Extrapulmonary Manifestations of HES
More common in men than in women, HES occurs between the ages of 20 and 50 and is characterized by significant extrapulmonary involvement, including infiltration of the heart, GI tract, kidney, liver, joints, and skin. Cardiac involvement includes myocarditis and/or endomyocardial fibrosis, as well as a restrictive cardiomyopathy.
Pulmonary Manifestations of HES
Similar to the other pulmonary eosinophilic syndromes, these HES are manifest by high levels of blood, BAL, and tissue eosinophilia. Lung involvement occurs in 40% of these patients and is characterized by cough and dyspnea, as well as pulmonary infiltrates. Although it is often difficult to discern the pulmonary infiltrates and effusions seen on chest x-ray from pulmonary edema resulting from cardiac involvement, CT scan findings include interstitial infiltrates, ground-glass opacities, and small nodules. HES are typically not associated with ANCA or elevated IgE.
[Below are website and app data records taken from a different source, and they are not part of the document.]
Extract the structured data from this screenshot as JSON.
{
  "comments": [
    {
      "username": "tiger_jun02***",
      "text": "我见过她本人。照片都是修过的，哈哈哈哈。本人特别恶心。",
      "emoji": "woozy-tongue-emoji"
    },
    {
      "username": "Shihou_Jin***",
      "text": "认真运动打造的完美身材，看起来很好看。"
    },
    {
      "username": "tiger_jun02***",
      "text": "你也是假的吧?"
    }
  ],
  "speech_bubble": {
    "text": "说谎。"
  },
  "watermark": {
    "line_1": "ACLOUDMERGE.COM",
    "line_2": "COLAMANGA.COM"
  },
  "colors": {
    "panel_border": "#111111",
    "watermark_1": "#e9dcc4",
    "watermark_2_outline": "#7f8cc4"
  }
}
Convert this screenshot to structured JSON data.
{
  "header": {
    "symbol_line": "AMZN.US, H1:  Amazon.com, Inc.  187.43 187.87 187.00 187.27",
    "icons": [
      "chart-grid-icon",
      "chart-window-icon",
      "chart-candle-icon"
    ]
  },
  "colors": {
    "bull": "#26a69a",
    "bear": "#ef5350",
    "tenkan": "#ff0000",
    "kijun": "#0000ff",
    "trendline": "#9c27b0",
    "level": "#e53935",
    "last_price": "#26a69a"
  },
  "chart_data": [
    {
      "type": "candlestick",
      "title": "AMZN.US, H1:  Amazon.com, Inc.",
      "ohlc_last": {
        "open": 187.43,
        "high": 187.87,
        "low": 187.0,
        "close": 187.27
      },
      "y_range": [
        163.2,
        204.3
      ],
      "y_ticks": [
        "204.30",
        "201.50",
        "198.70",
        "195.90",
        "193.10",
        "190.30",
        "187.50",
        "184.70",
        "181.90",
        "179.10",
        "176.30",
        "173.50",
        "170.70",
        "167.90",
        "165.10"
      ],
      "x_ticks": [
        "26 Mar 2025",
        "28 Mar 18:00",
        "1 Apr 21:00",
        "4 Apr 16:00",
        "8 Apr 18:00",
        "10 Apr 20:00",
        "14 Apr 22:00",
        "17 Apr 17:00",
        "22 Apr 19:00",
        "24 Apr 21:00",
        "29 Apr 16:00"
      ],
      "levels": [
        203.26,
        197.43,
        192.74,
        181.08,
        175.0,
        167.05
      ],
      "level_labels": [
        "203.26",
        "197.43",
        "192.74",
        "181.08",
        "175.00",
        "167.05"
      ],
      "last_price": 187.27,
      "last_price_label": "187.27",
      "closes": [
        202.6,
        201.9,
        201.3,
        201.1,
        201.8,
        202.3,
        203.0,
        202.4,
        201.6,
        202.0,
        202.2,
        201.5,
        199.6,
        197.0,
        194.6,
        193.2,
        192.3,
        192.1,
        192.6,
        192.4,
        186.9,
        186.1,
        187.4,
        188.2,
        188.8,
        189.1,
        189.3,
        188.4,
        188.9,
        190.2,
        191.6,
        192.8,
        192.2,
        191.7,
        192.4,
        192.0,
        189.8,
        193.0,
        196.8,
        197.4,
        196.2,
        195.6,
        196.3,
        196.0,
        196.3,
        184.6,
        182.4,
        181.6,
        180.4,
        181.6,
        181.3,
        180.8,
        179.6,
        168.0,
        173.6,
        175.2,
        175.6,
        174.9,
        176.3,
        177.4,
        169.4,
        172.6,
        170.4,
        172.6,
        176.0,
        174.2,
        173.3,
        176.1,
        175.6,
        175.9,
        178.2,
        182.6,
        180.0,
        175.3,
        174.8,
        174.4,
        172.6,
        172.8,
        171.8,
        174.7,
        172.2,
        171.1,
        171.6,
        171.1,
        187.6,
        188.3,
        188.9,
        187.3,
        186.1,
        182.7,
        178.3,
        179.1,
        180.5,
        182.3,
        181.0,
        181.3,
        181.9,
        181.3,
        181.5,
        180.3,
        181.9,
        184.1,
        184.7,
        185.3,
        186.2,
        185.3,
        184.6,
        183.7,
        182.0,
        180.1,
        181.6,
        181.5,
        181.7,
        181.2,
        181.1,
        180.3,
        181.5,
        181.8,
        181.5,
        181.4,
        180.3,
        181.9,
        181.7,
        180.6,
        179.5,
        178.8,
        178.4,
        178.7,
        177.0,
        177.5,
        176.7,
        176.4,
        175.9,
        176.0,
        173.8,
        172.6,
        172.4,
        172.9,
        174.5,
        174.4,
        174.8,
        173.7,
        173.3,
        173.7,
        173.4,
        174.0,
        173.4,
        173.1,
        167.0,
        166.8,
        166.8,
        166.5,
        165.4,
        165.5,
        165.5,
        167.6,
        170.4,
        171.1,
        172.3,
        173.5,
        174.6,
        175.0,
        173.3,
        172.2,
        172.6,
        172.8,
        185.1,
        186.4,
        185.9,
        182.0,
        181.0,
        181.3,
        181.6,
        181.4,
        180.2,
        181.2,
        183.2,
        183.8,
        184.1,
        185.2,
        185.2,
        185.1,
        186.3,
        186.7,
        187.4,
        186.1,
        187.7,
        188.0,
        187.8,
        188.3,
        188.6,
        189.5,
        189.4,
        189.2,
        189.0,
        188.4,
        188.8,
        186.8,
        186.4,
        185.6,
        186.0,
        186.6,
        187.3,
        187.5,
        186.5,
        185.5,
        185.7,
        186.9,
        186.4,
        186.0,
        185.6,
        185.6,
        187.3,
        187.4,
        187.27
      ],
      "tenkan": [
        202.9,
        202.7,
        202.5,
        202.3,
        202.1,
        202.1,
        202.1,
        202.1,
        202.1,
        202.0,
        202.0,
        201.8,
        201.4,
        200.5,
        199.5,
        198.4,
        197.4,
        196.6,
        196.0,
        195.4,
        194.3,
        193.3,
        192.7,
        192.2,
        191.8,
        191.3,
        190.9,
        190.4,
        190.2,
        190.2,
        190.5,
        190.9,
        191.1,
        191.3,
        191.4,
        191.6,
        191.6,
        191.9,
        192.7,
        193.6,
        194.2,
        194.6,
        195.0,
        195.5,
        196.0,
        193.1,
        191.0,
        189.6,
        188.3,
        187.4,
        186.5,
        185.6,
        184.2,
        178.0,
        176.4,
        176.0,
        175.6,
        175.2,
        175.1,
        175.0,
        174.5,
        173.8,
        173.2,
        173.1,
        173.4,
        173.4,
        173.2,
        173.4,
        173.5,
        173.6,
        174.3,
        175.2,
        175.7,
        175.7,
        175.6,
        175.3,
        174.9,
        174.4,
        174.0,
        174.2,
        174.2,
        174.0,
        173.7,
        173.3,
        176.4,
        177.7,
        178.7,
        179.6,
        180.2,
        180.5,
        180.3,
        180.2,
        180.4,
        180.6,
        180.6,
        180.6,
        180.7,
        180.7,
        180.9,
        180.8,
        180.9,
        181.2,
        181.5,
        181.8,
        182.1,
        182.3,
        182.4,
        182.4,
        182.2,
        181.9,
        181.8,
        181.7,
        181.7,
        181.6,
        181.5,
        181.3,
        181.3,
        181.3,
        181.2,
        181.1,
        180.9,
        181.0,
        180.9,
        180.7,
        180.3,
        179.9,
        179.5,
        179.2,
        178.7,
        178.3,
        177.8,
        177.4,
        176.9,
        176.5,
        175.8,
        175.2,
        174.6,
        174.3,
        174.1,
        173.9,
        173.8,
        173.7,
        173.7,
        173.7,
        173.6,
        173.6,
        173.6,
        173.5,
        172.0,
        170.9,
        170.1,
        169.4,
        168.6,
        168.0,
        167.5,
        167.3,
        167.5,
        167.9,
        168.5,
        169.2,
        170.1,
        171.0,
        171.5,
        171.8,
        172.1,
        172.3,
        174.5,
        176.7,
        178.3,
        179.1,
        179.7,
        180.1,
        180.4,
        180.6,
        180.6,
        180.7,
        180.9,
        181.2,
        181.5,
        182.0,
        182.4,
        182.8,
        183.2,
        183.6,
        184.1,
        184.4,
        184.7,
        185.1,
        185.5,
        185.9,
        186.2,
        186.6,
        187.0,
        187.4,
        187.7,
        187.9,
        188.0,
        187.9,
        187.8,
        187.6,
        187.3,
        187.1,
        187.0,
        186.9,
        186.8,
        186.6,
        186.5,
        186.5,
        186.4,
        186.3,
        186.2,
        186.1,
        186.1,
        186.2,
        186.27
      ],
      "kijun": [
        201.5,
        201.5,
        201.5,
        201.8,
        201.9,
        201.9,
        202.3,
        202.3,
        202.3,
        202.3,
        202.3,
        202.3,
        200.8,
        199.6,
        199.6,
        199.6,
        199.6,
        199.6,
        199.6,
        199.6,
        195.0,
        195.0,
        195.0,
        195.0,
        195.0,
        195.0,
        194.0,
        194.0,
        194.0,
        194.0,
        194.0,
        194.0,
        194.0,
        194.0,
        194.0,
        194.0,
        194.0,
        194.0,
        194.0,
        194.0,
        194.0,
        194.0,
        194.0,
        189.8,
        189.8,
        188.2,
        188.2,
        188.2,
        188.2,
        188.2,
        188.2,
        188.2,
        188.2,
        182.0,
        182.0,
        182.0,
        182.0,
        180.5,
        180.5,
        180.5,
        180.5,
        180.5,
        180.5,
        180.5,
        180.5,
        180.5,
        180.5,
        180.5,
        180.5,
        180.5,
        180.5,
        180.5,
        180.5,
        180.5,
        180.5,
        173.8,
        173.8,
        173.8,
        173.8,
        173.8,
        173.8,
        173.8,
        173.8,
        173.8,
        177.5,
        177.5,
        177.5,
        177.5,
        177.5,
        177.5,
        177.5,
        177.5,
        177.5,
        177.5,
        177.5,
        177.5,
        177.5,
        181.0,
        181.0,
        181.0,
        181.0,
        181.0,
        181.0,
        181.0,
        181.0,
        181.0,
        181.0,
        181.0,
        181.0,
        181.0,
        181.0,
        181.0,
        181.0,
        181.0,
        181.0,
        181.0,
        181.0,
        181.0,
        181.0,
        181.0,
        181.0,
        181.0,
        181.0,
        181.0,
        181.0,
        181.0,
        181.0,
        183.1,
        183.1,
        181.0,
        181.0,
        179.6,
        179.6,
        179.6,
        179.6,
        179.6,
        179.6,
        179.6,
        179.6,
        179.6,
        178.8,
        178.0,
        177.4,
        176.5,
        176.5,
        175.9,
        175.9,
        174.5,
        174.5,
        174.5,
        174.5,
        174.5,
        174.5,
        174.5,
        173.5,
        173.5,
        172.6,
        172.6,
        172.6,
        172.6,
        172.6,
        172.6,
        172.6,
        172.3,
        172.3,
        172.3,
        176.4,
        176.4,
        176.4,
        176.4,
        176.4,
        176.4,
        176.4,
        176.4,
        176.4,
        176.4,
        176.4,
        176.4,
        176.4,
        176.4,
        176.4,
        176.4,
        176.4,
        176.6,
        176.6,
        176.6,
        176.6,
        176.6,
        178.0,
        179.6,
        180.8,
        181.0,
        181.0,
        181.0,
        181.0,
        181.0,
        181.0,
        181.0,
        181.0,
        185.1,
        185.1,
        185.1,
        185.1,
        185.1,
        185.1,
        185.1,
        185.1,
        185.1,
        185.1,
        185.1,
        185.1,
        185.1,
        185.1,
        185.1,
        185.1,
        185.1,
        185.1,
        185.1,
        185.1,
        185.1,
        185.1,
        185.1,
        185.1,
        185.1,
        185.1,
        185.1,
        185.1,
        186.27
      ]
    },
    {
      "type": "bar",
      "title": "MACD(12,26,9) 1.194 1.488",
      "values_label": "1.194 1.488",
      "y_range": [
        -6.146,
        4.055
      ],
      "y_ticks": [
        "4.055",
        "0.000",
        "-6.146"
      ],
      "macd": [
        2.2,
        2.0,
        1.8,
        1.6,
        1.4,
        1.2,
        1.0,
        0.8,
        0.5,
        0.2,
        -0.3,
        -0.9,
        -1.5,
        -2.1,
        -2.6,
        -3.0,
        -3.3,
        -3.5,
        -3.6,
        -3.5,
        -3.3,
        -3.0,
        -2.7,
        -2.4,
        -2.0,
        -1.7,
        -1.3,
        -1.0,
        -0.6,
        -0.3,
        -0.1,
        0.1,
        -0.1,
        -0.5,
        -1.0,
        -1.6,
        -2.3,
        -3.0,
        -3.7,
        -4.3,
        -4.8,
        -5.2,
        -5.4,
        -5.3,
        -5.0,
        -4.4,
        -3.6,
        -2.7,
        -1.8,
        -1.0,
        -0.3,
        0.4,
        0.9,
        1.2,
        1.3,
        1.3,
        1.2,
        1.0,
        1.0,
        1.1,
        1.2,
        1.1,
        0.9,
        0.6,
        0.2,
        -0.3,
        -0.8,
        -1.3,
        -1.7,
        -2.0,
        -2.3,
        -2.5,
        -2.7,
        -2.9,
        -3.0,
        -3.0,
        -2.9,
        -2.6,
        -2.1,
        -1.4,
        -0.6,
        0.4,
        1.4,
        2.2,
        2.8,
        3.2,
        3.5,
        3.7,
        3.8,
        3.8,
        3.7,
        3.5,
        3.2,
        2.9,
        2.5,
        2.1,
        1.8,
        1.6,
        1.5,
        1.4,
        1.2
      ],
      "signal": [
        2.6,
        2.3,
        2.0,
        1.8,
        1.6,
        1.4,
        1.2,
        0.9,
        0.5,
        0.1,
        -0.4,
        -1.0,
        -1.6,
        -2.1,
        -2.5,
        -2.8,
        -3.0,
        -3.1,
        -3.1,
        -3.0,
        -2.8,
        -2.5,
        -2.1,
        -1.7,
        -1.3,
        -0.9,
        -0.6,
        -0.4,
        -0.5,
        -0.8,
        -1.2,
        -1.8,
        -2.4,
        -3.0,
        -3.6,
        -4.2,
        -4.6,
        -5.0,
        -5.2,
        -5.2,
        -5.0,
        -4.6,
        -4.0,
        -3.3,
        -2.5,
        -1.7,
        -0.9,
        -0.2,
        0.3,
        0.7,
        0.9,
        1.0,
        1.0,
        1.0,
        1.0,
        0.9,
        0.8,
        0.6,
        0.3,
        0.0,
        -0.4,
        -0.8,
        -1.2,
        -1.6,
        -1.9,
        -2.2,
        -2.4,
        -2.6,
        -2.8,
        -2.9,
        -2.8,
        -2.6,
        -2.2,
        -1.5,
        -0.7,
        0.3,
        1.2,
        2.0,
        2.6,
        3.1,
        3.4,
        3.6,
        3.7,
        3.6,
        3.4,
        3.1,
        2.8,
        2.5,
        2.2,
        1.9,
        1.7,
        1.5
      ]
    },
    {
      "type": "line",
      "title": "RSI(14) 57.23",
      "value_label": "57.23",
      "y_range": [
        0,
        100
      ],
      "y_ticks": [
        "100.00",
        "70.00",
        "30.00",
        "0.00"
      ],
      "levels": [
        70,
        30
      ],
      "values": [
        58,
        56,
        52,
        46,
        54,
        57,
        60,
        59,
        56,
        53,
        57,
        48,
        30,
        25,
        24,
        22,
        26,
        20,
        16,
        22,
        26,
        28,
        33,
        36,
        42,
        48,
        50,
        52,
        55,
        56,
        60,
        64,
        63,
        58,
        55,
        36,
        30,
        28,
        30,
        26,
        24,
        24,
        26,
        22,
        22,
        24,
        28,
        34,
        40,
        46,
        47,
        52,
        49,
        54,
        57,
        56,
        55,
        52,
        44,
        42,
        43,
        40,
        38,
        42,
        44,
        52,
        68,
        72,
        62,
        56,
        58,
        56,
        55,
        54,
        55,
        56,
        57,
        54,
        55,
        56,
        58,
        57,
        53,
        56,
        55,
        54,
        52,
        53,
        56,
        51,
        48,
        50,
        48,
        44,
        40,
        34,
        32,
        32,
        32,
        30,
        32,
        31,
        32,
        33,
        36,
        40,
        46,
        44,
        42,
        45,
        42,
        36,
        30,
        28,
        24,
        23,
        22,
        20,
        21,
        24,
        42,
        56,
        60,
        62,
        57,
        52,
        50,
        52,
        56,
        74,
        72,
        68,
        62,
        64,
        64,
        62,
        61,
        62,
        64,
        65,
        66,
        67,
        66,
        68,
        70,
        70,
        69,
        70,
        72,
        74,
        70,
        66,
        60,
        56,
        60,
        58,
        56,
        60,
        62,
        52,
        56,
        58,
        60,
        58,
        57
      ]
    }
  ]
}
Course and Response to Therapy
Unlike the other pulmonary eosinophilic syndromes, less than half of patients with these HES respond to corticosteroids as first-line therapy. Although other treatment options include hydroxyurea, cyclosporine, and interferon, the tyrosine kinase inhibitor imatinib has emerged as an important therapeutic option for patients with the myeloproliferative variant. Anti-IL-5 therapy with mepolizumab also holds promise for these patients and is currently being investigated.